◆ **Materials provided**:
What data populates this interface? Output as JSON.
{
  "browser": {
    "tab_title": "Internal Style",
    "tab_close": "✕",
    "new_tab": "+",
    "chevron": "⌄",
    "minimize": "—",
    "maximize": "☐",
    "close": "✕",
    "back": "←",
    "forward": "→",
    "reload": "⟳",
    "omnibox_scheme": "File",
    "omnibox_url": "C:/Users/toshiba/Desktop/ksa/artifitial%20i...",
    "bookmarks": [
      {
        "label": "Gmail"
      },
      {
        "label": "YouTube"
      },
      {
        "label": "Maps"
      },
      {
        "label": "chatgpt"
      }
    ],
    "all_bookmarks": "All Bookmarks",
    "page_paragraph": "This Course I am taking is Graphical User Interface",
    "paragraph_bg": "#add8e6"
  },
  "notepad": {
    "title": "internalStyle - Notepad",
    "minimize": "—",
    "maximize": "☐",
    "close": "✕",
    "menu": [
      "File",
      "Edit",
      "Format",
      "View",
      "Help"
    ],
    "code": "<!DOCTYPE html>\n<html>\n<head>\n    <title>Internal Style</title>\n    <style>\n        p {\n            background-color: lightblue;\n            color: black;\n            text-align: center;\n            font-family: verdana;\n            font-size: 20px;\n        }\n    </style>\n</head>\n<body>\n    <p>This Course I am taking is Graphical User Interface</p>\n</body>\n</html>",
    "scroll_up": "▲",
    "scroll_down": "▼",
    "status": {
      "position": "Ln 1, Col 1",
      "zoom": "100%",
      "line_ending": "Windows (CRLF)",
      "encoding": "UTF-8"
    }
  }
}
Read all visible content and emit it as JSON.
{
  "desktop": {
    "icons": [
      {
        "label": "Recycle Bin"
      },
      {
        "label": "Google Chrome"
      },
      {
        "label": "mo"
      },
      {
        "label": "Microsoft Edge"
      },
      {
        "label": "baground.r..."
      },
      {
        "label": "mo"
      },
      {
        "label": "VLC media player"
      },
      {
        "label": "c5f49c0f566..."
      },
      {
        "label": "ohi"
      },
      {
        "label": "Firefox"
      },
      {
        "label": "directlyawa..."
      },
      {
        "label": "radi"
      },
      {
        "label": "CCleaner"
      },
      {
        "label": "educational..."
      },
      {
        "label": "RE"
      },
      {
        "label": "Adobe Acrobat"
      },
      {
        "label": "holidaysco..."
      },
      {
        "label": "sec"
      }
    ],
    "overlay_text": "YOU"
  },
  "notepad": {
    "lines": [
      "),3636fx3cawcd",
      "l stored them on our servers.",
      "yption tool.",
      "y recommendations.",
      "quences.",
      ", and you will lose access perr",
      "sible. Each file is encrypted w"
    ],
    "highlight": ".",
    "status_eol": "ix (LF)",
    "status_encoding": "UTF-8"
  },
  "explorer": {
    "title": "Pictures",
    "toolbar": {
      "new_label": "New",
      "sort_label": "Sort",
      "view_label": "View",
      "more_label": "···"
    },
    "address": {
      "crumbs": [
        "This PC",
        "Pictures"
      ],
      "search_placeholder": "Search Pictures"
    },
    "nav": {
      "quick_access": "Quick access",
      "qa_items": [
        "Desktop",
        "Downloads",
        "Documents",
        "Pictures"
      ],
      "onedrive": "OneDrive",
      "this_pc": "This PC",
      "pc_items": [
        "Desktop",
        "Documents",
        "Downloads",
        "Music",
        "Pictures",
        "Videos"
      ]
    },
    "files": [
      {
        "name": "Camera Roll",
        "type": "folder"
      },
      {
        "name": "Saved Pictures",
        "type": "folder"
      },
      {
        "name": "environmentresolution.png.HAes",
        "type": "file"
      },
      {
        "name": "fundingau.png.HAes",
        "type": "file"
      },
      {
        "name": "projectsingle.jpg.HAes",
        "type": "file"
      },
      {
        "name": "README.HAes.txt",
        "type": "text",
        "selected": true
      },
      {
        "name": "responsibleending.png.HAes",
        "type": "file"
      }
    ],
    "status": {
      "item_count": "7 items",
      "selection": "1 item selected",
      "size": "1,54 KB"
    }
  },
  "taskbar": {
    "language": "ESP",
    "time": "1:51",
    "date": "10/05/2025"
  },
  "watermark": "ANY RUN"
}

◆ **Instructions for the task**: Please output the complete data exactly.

◆ **Result of this task**:
What data populates this interface? Output as JSON.
{
  "browser": {
    "tab_title": "Internal Style",
    "tab_close": "✕",
    "new_tab": "+",
    "chevron": "⌄",
    "minimize": "—",
    "maximize": "☐",
    "close": "✕",
    "back": "←",
    "forward": "→",
    "reload": "⟳",
    "omnibox_scheme": "File",
    "omnibox_url": "C:/Users/toshiba/Desktop/ksa/artifitial%20i...",
    "bookmarks": [
      {
        "label": "Gmail"
      },
      {
        "label": "YouTube"
      },
      {
        "label": "Maps"
      },
      {
        "label": "chatgpt"
      }
    ],
    "all_bookmarks": "All Bookmarks",
    "page_paragraph": "This Course I am taking is Graphical User Interface",
    "paragraph_bg": "#add8e6"
  },
  "notepad": {
    "title": "internalStyle - Notepad",
    "minimize": "—",
    "maximize": "☐",
    "close": "✕",
    "menu": [
      "File",
      "Edit",
      "Format",
      "View",
      "Help"
    ],
    "code": "<!DOCTYPE html>\n<html>\n<head>\n    <title>Internal Style</title>\n    <style>\n        p {\n            background-color: lightblue;\n            color: black;\n            text-align: center;\n            font-family: verdana;\n            font-size: 20px;\n        }\n    </style>\n</head>\n<body>\n    <p>This Course I am taking is Graphical User Interface</p>\n</body>\n</html>",
    "scroll_up": "▲",
    "scroll_down": "▼",
    "status": {
      "position": "Ln 1, Col 1",
      "zoom": "100%",
      "line_ending": "Windows (CRLF)",
      "encoding": "UTF-8"
    }
  }
}
Read all visible content and emit it as JSON.
{
  "desktop": {
    "icons": [
      {
        "label": "Recycle Bin"
      },
      {
        "label": "Google Chrome"
      },
      {
        "label": "mo"
      },
      {
        "label": "Microsoft Edge"
      },
      {
        "label": "baground.r..."
      },
      {
        "label": "mo"
      },
      {
        "label": "VLC media player"
      },
      {
        "label": "c5f49c0f566..."
      },
      {
        "label": "ohi"
      },
      {
        "label": "Firefox"
      },
      {
        "label": "directlyawa..."
      },
      {
        "label": "radi"
      },
      {
        "label": "CCleaner"
      },
      {
        "label": "educational..."
      },
      {
        "label": "RE"
      },
      {
        "label": "Adobe Acrobat"
      },
      {
        "label": "holidaysco..."
      },
      {
        "label": "sec"
      }
    ],
    "overlay_text": "YOU"
  },
  "notepad": {
    "lines": [
      "),3636fx3cawcd",
      "l stored them on our servers.",
      "yption tool.",
      "y recommendations.",
      "quences.",
      ", and you will lose access perr",
      "sible. Each file is encrypted w"
    ],
    "highlight": ".",
    "status_eol": "ix (LF)",
    "status_encoding": "UTF-8"
  },
  "explorer": {
    "title": "Pictures",
    "toolbar": {
      "new_label": "New",
      "sort_label": "Sort",
      "view_label": "View",
      "more_label": "···"
    },
    "address": {
      "crumbs": [
        "This PC",
        "Pictures"
      ],
      "search_placeholder": "Search Pictures"
    },
    "nav": {
      "quick_access": "Quick access",
      "qa_items": [
        "Desktop",
        "Downloads",
        "Documents",
        "Pictures"
      ],
      "onedrive": "OneDrive",
      "this_pc": "This PC",
      "pc_items": [
        "Desktop",
        "Documents",
        "Downloads",
        "Music",
        "Pictures",
        "Videos"
      ]
    },
    "files": [
      {
        "name": "Camera Roll",
        "type": "folder"
      },
      {
        "name": "Saved Pictures",
        "type": "folder"
      },
      {
        "name": "environmentresolution.png.HAes",
        "type": "file"
      },
      {
        "name": "fundingau.png.HAes",
        "type": "file"
      },
      {
        "name": "projectsingle.jpg.HAes",
        "type": "file"
      },
      {
        "name": "README.HAes.txt",
        "type": "text",
        "selected": true
      },
      {
        "name": "responsibleending.png.HAes",
        "type": "file"
      }
    ],
    "status": {
      "item_count": "7 items",
      "selection": "1 item selected",
      "size": "1,54 KB"
    }
  },
  "taskbar": {
    "language": "ESP",
    "time": "1:51",
    "date": "10/05/2025"
  },
  "watermark": "ANY RUN"
}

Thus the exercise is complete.